The 2012 Nissan Pathfinder SUV's interior is inviting and comfortable, but not very modern. Hard plastic surfaces abound, although storage space is plentiful and we did like the seat fabric, which was both attractive and durable. The seat foam used by Nissan favors the firmer side of comfort, but we liked the back and thigh support it provided. While the 2012 Nissan Pathfinder SUV claims to seat seven, in truth the third-row seat would be horribly cramped with two adults back there. Most people will probably choose to fold it away and take advantage of the roomy flat cargo floor that is perfect for a week's worth of groceries or a weekend's worth of gear. Additional space is provided by the folding second-row seats that can be laid flat without the need to remove the head restraints.

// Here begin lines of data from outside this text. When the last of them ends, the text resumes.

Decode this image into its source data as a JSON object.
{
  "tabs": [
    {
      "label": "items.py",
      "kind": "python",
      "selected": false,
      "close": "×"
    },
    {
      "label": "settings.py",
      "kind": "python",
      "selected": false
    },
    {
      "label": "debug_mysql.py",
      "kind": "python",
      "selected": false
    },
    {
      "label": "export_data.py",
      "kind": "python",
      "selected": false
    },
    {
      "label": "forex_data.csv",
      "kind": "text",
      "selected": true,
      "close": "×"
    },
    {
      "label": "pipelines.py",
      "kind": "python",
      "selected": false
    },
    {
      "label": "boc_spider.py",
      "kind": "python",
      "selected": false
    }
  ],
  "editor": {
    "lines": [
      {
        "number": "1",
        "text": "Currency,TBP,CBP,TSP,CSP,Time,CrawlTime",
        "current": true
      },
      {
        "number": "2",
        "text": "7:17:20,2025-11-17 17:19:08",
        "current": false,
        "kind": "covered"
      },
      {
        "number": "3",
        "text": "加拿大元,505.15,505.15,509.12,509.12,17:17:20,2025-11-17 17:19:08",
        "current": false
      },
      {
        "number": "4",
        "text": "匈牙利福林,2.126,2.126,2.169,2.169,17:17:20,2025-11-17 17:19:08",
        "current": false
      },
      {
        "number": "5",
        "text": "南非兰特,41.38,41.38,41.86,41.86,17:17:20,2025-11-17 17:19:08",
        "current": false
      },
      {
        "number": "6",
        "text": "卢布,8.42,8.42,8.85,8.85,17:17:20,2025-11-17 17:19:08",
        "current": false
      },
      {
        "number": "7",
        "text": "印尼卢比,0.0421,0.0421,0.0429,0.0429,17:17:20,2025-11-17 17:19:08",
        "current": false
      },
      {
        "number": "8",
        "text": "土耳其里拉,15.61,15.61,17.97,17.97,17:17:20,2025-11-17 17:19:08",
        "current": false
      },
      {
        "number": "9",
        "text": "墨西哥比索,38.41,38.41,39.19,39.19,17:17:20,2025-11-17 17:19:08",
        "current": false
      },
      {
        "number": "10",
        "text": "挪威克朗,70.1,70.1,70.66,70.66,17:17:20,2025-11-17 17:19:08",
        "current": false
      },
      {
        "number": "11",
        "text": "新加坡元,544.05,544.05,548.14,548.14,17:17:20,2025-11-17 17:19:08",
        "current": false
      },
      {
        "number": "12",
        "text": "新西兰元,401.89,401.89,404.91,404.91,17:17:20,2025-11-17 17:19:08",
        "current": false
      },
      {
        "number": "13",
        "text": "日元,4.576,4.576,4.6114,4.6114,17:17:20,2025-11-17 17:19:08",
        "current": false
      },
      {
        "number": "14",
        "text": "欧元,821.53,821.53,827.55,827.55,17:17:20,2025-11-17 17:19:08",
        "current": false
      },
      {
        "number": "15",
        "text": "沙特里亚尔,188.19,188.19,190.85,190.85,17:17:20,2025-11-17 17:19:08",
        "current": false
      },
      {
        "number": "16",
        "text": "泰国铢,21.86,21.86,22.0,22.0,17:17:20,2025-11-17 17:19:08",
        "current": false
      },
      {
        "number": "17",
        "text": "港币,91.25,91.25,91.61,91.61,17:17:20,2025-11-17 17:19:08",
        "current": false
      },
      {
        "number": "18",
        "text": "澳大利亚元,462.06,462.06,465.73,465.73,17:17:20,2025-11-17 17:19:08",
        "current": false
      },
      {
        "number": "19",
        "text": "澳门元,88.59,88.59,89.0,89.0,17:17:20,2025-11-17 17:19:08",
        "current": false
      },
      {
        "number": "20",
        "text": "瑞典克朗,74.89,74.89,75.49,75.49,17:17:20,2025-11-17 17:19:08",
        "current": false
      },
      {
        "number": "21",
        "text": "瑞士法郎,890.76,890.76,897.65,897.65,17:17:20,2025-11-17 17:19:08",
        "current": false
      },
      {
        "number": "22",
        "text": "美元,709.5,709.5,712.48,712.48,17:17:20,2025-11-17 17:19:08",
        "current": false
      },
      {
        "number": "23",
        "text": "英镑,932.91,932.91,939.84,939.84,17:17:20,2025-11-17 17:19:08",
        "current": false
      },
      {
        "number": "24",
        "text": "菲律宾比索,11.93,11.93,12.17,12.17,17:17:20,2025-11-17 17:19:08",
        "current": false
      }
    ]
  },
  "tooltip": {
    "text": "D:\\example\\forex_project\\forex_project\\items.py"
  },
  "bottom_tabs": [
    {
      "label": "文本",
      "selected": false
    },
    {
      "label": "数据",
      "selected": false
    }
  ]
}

Where many new SUVs blur the line between truck and sedan, the 2012 Nissan Pathfinder SUV remains firmly rooted in the rough-and-rugged camp. Slab-sided styling, a tall roofline, and big ground clearance all speak of a vehicle with off-road intent. But, the Pathfinder SUV's purposeful look is also a handsome one, with a familiar Nissan front grille and headlight treatment, bulging flares over the wheel wells and stylish alloy wheels. We do think the placement of the rear door handle high up on the door frame makes it tough for little ones to access the back seat without a grown-up's assist, and the factory roof rack, while appreciated, can't match the weight ratings and versatility of a good aftermarket system.

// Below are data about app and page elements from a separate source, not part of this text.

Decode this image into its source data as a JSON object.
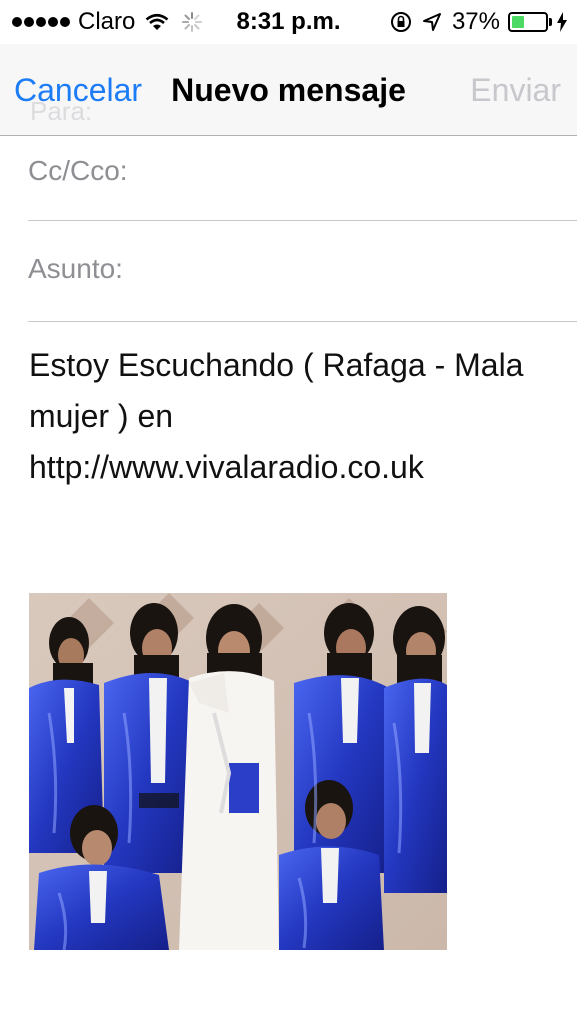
{
  "status_bar": {
    "carrier": "Claro",
    "time": "8:31 p.m.",
    "battery_percent": "37%",
    "battery_level": 0.37,
    "icons": [
      "signal-dots-icon",
      "wifi-icon",
      "activity-spinner-icon",
      "rotation-lock-icon",
      "location-arrow-icon",
      "battery-icon",
      "charging-bolt-icon"
    ]
  },
  "nav": {
    "cancel_label": "Cancelar",
    "title": "Nuevo mensaje",
    "send_label": "Enviar",
    "faded_label": "Para:"
  },
  "fields": {
    "cc_label": "Cc/Cco:",
    "cc_value": "",
    "subject_label": "Asunto:",
    "subject_value": ""
  },
  "body": {
    "line1": "Estoy Escuchando ( Rafaga - Mala",
    "line2": "mujer ) en",
    "line3": "http://www.vivalaradio.co.uk"
  },
  "colors": {
    "accent": "#1c7cf5",
    "disabled": "#c7c7cc",
    "battery_green": "#4cd964",
    "suit_blue": "#2a3fc9"
  }
}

Notable Standard Equipment
Noteworthy as standard on all three 2012 Nissan Pathfinder SUV trim levels are the impressive V6 engine, fold-flat third-row seating, 5-speed automatic transmission, Vehicle Dynamic Control (VDC) system, front-side and side-curtain airbags and a tire-pressure-monitoring system. The LE V6 includes 18-inch alloy wheels, leather-appointed first- and second-row seats with 4-way power front passenger seat, heated steering wheel, Bose audio system with 10 speakers and subwoofer, navigation, driver's memory package (seat, mirrors and pedals), heated outside mirrors, automatic on/off headlights, RearView Monitor, auto-dimming rearview mirror, Bluetooth phone connectivity and Nissan Intelligent Key. The Pathfinder LE-V8 adds the 5.6-liter V8, XN All-Mode 4x4 system, and special badging.
Notable Optional Equipment

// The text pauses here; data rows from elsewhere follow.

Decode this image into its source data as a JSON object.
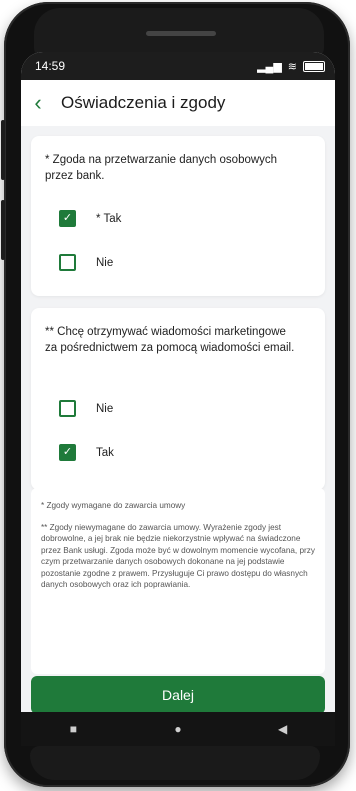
{
  "status": {
    "time": "14:59"
  },
  "header": {
    "title": "Oświadczenia i zgody",
    "back_icon": "chevron-left-icon"
  },
  "cards": [
    {
      "question": "* Zgoda na przetwarzanie danych osobowych przez bank.",
      "options": [
        {
          "label": "* Tak",
          "checked": true
        },
        {
          "label": "Nie",
          "checked": false
        }
      ]
    },
    {
      "question": "** Chcę otrzymywać wiadomości marketingowe za pośrednictwem za pomocą wiadomości email.",
      "options": [
        {
          "label": "Nie",
          "checked": false
        },
        {
          "label": "Tak",
          "checked": true
        }
      ]
    }
  ],
  "info": {
    "line1": "* Zgody wymagane do zawarcia umowy",
    "line2": "** Zgody niewymagane do zawarcia umowy. Wyrażenie zgody jest dobrowolne, a jej brak nie będzie niekorzystnie wpływać na świadczone przez Bank usługi. Zgoda może być w dowolnym momencie wycofana, przy czym przetwarzanie danych osobowych dokonane na jej podstawie pozostanie zgodne z prawem. Przysługuje Ci prawo dostępu do własnych danych osobowych oraz ich poprawiania."
  },
  "actions": {
    "next_label": "Dalej"
  },
  "colors": {
    "accent": "#1f7a3a",
    "background": "#f2f3f5"
  },
  "navbar": {
    "items": [
      "recent-apps-icon",
      "home-icon",
      "back-icon"
    ]
  }
}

Option packages for the 2012 Nissan Pathfinder SUV are limited to the LE and Silver Edition trims. The LE's Value Package adds a DVD player, 7.0-inch color monitor for rear passengers, rear-seat wireless headphones and power moonroof; also available is a moonroof and a DVD entertainment system for the Silver Edition. Stand-alone options include foglights, a hatch tent kit, side running boards, keypad entry and vehicle alarm.
Under the Hood
The 2012 Nissan Pathfinder SUV's standard 4.0-liter V6, which is a Nissan workhorse, is a powerful and torque-happy engine that's well suited to the needs of the average SUV owner. For those who need extra horsepower and towing ability, the optional 5.6-liter V8 is the obvious answer, adding an additional 100 pound-feet of torque and 44 more horsepower.
266 horsepower @ 5.600 rpm
288 lb-ft of torque @ 4,000 rpm
EPA city/highway fuel economy: 15/22 (2WD), 14/20 (4WD)
310 horsepower @ 5,200 rpm
388 lb-ft of torque @ 3,400 rpm
EPA city/highway fuel economy: 13/18 (4WD)
Available in four main trim levels, S, SV, Silver Package and LE, the 2012 Nissan Pathfinder SUV's pricing is consistent with others in this category. Prices range from just over $29,000 for a base 2-wheel-drive S to nearly $48,000 for a nicely equipped 4-wheel-drive LE V8. Before you head out to buy a new Pathfinder, be sure to check out our Fair Purchase Price to see what consumers are currently paying for their new vehicles. The Pathfinder's resale value is expected to stay slightly higher than the Dodge Durango, remain on par with the Ford Explorer but fall short of the Honda Pilot and Toyota 4Runner.